"Whatever's going to happen is going to happen," he said. "You just have to keep that mindset and stay relaxed. Once the ball leaves my hand, I have no control over it, so just try to make the pitch the best I can and see what happens and let the guys behind me do their job and see what happens."
Wells 'excited' for opportunity to help every day
HOUSTON -- Randy Wells couldn't wait to get in a game, and he got his chance Monday in an 8-4 loss to the Astros.
Wells had yet to make an appearance since being called up Saturday from Triple-A Iowa. He got an opportunity Monday, pitching five innings in relief of Matt Garza, who gave up seven runs in three innings against the Astros. Wells was charged with one run on three hits. That run came on a solo homer by Jed Lowrie in the seventh.
The right-hander was eager to get started in his new role as a relief pitcher.
"It gives me a chance to help the team and do something a little different," Wells said Monday. "Who knows? Maybe I'll be good at it."
At Iowa, Wells was 2-2 with a 7.71 ERA in six starts.

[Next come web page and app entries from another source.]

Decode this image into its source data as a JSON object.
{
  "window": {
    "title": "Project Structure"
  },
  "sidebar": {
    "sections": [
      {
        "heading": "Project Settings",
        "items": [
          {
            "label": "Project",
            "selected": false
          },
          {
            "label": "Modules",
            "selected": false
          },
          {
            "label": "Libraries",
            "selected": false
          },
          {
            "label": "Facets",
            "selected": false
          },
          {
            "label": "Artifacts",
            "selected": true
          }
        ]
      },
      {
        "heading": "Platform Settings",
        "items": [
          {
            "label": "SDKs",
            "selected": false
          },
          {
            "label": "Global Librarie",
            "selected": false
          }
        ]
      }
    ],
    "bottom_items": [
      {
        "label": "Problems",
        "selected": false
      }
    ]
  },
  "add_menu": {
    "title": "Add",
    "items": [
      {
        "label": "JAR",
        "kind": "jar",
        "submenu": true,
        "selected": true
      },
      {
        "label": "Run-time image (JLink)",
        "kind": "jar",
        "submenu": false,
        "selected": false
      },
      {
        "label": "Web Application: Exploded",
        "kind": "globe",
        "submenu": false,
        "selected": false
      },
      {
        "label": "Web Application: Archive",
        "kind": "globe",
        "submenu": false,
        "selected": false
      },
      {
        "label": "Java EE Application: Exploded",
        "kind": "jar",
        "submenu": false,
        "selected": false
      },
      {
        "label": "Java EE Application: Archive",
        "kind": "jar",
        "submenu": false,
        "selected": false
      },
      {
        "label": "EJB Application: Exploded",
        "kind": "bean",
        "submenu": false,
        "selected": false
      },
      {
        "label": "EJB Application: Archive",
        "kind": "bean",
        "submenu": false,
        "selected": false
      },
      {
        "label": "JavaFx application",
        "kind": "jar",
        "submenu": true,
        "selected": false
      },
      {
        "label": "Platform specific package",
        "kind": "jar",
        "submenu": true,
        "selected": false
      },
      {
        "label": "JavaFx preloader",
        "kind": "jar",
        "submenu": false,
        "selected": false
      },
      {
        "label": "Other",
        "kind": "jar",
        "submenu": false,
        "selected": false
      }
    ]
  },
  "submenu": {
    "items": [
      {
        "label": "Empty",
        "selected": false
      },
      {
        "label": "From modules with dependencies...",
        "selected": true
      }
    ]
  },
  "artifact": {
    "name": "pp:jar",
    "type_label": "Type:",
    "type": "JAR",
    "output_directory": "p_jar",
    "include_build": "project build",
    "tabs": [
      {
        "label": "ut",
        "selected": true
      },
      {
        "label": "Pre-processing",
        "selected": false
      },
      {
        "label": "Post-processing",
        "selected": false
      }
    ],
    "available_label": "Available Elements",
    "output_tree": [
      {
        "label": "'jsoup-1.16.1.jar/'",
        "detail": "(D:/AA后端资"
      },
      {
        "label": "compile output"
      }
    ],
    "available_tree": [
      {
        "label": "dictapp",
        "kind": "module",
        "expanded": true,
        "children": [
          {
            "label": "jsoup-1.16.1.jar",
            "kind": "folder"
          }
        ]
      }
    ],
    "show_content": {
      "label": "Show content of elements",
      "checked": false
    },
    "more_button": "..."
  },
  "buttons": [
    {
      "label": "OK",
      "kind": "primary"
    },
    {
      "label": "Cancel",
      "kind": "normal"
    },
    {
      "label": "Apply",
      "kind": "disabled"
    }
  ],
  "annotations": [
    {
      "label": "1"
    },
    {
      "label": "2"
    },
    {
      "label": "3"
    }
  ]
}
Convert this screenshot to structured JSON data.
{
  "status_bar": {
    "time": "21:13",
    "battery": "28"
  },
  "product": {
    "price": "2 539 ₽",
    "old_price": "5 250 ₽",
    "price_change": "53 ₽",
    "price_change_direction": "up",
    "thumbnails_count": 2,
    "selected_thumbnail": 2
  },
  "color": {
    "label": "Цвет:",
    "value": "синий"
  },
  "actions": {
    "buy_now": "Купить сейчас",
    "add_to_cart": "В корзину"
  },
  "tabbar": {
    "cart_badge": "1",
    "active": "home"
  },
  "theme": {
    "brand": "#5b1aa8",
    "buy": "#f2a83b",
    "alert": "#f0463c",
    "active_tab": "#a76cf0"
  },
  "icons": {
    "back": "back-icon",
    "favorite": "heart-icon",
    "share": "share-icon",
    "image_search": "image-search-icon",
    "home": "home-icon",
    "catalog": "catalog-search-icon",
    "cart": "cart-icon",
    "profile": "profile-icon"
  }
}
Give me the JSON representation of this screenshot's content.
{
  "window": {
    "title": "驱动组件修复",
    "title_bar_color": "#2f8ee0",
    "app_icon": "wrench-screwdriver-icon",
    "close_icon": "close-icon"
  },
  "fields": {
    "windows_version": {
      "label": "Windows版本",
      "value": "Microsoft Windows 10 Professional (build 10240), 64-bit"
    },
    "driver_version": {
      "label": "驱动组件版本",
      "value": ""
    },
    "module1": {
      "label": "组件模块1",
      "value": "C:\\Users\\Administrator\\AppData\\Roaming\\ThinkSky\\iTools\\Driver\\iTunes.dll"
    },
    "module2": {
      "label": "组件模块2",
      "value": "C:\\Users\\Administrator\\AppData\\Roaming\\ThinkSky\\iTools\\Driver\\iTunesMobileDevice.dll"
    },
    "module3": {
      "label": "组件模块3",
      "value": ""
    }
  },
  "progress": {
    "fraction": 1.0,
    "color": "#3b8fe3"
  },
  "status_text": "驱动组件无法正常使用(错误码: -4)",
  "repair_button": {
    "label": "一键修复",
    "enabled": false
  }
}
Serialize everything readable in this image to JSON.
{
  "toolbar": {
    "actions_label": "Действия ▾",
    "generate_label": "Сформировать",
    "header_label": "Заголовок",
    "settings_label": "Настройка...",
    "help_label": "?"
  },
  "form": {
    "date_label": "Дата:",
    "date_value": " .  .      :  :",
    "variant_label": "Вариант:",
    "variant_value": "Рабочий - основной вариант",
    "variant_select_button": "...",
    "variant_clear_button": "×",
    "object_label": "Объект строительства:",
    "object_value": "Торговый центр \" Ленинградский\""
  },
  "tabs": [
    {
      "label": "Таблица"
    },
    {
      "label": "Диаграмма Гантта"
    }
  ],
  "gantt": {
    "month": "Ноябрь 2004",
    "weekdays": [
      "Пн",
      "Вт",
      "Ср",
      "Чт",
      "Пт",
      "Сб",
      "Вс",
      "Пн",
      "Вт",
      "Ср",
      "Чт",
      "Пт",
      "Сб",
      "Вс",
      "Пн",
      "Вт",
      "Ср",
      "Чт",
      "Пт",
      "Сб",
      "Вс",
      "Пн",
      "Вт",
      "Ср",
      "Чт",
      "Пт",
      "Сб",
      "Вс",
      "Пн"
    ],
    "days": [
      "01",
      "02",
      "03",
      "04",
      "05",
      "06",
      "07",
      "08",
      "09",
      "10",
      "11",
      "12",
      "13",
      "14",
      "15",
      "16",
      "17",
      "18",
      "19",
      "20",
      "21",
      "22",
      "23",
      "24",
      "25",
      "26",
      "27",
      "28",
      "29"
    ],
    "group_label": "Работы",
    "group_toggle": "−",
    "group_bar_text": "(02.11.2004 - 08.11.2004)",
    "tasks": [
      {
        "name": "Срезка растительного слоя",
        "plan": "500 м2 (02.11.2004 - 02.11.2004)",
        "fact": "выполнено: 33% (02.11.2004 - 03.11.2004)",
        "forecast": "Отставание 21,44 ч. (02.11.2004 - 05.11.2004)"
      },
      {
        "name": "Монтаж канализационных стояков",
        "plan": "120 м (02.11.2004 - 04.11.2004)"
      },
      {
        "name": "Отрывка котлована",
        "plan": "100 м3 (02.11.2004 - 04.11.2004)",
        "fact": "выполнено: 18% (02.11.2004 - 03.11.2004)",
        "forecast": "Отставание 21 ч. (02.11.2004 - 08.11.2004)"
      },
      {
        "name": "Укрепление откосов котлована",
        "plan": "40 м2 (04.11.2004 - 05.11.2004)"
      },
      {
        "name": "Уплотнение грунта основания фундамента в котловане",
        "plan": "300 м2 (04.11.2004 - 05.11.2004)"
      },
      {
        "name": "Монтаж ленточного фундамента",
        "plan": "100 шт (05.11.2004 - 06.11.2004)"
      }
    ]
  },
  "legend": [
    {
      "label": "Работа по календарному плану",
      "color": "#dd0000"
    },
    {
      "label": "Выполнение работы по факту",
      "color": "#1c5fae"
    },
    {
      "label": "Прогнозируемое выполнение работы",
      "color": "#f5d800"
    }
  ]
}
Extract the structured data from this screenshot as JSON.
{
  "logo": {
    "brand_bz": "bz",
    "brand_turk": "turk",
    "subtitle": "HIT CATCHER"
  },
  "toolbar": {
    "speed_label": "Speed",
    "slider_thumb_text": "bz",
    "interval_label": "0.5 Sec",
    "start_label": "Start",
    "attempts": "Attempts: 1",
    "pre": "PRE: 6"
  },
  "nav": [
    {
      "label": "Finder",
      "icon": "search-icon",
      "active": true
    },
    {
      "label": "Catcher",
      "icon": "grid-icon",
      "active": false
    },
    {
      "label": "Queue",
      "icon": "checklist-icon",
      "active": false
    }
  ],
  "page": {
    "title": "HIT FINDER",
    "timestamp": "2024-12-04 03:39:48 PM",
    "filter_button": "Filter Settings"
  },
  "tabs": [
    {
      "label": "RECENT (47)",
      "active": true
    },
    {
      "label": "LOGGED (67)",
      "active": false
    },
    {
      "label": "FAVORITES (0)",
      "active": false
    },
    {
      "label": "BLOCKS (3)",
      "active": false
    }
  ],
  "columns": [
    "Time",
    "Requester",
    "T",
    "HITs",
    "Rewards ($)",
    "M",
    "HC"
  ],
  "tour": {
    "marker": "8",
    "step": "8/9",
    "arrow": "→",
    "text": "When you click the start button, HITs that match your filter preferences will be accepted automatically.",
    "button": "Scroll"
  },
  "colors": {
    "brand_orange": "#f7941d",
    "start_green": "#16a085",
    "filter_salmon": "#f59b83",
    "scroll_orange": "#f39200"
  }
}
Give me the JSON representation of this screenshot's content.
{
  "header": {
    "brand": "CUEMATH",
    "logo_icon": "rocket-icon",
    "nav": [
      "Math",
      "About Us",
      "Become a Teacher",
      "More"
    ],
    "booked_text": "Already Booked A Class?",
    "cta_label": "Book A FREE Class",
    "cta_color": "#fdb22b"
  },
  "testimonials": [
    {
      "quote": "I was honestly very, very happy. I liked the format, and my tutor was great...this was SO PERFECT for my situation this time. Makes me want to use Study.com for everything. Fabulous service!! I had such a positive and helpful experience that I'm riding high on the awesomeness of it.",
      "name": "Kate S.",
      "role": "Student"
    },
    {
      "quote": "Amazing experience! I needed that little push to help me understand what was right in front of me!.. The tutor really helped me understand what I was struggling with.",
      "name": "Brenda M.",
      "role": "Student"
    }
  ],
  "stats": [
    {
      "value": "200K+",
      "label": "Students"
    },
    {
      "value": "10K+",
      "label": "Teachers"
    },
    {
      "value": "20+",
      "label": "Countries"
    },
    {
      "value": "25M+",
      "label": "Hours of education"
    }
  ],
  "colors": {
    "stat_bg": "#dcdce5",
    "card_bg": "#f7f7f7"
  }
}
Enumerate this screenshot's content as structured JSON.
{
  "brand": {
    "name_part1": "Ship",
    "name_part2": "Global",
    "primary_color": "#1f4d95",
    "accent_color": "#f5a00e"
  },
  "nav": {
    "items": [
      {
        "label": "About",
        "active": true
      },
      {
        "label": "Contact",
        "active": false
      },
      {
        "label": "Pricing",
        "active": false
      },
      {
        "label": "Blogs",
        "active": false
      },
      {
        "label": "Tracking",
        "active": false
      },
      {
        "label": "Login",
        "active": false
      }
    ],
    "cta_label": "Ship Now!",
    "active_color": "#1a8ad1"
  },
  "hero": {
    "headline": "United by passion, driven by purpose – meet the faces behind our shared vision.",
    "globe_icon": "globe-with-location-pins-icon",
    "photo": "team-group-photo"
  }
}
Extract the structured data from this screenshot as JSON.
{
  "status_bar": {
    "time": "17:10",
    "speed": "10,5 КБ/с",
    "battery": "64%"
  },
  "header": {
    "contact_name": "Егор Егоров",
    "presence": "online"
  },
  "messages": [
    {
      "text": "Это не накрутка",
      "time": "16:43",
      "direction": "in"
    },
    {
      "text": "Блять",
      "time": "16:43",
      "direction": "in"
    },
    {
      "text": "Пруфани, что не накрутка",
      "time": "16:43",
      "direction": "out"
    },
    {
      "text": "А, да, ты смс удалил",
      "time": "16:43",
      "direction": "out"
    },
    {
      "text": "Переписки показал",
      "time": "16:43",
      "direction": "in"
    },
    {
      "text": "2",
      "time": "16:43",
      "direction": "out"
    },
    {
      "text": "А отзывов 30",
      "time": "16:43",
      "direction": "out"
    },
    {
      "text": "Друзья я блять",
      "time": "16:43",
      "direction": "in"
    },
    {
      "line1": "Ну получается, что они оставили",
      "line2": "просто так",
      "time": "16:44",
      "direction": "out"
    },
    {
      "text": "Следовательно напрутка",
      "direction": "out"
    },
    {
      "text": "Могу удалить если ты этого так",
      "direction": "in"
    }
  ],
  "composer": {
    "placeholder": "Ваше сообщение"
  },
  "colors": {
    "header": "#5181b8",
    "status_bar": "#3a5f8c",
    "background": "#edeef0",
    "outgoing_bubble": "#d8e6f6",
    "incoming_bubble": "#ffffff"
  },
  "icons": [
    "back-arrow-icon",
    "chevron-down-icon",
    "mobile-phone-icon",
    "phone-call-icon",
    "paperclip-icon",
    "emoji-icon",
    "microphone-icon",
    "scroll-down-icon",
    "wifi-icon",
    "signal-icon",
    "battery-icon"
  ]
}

He has been used as a starter the last three seasons but will try life in the bullpen for now.
"One thing I like is the chance to play every day," the right-hander said. "I've [pitched in relief] my whole career until 2008. It's something I'm comfortable with. I'm actually excited."
Starlin Castro had two hits Monday, and now has 400 through the first 325 games of his young career. Among all Major League players who started their careers after 1980, Castro is tied for sixth-fastest to reach 400. The players ahead of him are Ichiro Suzuki (268 games), Nomar Garciaparra (302 games), Kirby Puckett (310), Hanley Ramirez (317), Wade Boggs (324) and Alex Rodriguez (325).
Reliever Blake Parker, still bothered by some tightness in his right hamstring, was not available on Monday. His status is day to day.
Catcher Welington Castillo, out with a sprained right knee, was able to throw but was not available to pinch-hit, which left the Cubs shorthanded starting the series against the Astros.
Don't expect to see Dale Sveum on Twitter.
"I wouldn't know what twitting is, I wouldn't know how to even start it, or Facebook, no," the Cubs manager said.
He uses two fingers to type on the computer keyboard but he can send a text message. It's the only way sometimes to communicate.
"That's the only way to do it -- then you don't have to talk on the phone," Sveum said. "When you have kids, you learn how to text, especially a daughter. That's the only chance I have to talk to her."
Carrie Muskat is a reporter for MLB.com. She writes a blog, Muskat Ramblings, and you can follow her on Twitter @CarrieMuskat. This story was not subject to the approval of Major League Baseball or its clubs.